On December 3, 2002, Hadmut Danisch published the first RMX draft that specified how a new DNS RR type could be used for IP4 network blocking or redirecting the APL record. At this point, Hadmut claimed unaware of Paul Vixie’s and David Green’s SPF proposals.
The Development (2003-2006)
How does an SPF record work? Thanks to the collaborative ingenuity of various parties, it’s quite simple now compared to previous decades.
In 2003, Meng Weng Wong, a Singaporean computer entrepreneur, combined Danisch’s Reverse MX and Feyck’s Designated Mailers Protocol (DMP) with other theories and proposals to draft a more concise version.

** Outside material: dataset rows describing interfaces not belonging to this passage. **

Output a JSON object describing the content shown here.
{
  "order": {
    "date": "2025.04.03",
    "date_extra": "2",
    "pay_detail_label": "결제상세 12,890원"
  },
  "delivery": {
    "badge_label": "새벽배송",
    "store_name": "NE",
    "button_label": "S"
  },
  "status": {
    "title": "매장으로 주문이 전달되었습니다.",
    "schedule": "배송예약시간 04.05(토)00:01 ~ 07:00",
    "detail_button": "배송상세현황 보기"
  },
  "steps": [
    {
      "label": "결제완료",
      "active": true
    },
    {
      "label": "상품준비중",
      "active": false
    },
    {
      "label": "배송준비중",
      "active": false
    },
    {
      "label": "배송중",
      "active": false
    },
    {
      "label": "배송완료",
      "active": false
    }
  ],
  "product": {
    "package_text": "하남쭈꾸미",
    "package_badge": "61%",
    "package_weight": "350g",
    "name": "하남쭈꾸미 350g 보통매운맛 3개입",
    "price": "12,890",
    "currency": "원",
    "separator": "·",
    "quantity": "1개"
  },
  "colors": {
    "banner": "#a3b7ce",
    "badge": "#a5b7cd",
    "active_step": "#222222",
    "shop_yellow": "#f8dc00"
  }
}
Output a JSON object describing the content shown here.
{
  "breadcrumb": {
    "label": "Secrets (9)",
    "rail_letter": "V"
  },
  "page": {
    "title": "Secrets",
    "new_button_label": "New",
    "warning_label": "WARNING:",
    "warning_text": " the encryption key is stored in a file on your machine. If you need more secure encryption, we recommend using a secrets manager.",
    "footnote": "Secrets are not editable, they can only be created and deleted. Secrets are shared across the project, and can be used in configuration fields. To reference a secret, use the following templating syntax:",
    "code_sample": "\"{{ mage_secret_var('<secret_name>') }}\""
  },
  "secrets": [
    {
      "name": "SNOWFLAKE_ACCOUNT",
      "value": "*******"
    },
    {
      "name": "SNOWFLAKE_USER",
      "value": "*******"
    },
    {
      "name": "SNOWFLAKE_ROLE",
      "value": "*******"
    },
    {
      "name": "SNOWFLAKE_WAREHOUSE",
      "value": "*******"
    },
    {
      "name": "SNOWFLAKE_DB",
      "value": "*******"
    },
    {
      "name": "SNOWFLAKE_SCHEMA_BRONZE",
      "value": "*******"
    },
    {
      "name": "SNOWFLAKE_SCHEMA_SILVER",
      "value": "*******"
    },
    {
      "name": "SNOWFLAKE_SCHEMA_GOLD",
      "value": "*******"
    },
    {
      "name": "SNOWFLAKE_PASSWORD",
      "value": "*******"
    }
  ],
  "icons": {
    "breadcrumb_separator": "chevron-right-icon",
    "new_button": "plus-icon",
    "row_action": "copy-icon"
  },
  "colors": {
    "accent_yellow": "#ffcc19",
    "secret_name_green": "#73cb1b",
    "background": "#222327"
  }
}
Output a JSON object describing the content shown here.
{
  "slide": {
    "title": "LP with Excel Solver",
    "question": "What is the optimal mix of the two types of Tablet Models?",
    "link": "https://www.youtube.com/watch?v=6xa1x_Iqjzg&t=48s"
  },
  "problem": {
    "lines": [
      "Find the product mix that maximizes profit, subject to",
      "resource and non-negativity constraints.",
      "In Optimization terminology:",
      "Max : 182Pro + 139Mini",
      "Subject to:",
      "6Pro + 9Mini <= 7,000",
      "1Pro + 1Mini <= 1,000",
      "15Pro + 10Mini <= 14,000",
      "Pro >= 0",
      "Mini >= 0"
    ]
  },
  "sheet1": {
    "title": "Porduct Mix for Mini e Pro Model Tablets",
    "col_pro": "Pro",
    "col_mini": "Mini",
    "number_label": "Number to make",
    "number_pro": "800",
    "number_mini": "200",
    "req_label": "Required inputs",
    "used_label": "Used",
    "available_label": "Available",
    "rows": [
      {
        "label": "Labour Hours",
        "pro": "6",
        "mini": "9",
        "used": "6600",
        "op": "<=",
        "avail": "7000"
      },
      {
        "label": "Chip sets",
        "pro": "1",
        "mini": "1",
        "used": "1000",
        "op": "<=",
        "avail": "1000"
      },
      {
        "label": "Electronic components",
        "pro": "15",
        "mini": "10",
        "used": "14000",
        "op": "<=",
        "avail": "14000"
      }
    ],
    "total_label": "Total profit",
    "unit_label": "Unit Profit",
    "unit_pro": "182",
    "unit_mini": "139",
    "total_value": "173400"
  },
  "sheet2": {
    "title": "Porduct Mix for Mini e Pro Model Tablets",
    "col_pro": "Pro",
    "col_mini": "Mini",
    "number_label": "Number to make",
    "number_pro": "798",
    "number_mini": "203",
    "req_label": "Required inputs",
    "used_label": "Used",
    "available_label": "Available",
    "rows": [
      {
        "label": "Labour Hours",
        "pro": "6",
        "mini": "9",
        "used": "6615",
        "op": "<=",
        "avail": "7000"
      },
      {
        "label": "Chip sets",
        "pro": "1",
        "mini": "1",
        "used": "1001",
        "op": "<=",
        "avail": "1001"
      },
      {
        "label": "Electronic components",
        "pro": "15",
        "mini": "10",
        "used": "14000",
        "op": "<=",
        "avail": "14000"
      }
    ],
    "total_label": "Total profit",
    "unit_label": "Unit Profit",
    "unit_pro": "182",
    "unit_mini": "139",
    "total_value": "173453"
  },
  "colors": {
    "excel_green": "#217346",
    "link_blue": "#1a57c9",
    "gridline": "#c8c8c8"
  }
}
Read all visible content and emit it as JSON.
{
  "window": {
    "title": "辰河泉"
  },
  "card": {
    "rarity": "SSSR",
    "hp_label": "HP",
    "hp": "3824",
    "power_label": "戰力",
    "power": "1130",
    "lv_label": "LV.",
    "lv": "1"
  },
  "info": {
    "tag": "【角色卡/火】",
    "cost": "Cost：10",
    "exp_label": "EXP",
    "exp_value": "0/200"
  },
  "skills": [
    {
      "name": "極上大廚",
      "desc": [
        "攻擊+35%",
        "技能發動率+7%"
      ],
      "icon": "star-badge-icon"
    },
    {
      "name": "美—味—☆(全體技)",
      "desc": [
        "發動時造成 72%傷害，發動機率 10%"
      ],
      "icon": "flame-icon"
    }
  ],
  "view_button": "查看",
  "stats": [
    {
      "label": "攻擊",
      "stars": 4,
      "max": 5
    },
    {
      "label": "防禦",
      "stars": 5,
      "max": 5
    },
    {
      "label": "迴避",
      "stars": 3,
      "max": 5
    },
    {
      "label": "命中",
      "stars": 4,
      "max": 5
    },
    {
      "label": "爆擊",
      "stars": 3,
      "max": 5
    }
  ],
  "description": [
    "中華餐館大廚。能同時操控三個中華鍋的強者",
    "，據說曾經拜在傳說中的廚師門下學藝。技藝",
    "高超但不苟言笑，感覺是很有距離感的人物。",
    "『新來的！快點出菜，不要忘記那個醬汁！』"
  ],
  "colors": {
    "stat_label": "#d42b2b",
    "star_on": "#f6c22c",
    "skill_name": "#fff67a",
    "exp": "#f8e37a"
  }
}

This version underwent multiple alterations for the next six months as a large community was focussing on creating the best version of the SPF protocol. Initially, the full form of SPF was ‘Sender Permitted From’ and was also referred to as SMTP+SPF.
However, the name was changed to Sender Policy Framework in 2004.
In early 2004, the Internet Engineering Task Force formed the MARID working group to develop email authentication standards. They merged SPF and Microsoft’s CallerID proposal for creating what’s now known as Sender ID, a historic proposal for combatting spoofing.
However, this theory collapsed as strong disagreements led to technical and licensing problems.
The SPF community returned to the original SPF version in 2005, and it was officially approved by the IESG (Internet Engineering Steering Group). The public was also requested to observe the SPF protocol for the next two years following publication.
Finally, on April 28, 2006, it was formally published as experimental RFC 448. In 2007, Hotmail spurred on the widespread adoption of SPF when it made SPF and/or SenderID a requirement to send mail to Hotmail users.
Within a few years, SPF became part and parcel of email security.
The Proposed Standard and Beyond (2014 Onward)
In April 2014, the IETF published SPF in RFC 7208 as a ‘proposed standard.’ So what is SPF as we know it today?
Creating an SPF record allows domain owners to specify the IPs authorized to send emails using their domain name. The receiving mailbox verifies the SPF records before rejecting or accepting emails.
Businesses use SPF to avert spamming, phishing, scamming, and spoofing by blocking all unidentified computers from successfully sending emails. The present-day SPF record structure has three components: Mechanisms, modifiers, and qualifiers.
Of course, SPF in today’s sophisticated cyberworld isn’t enough on its own. That’s why DMARC exists. The Domain-based Message Authentication, Reporting and Conformance (DMARC) email authentication protocol takes SPF, and DKIM (DomainKeys Identified Mail) protocols one step further.
Find out how EasyDMARC’s user-friendly DMARC solution protects your domain from Business Email Compromise (BEC), email spoofing, and other cyber threats. Plus, with EasySPF, you can easily optimize your SPF records, whitelist your sending sources, and overcome the “10 DNS lookup” limitation.
The concept of SPF or Sender Policy Framework was first discussed in 2000, but it didn’t get much attention. Dana Valerie Reese allegedly published an SPF-like protocol two years later.
After carefully studying multiple proposals sent to the IETF Anti-spam Research Group, Meng Weng Wong combined the Reverse MX by Hadmut Danisch and the Designated Mailers Protocol by Gordon Fecyk.
Between 2003 and 2006, SPF underwent several alterations, after which it was formally published as experimental RFC 448.
In April 2014, IETF published the Sender Policy Framework as a proposed standard that’s still used today.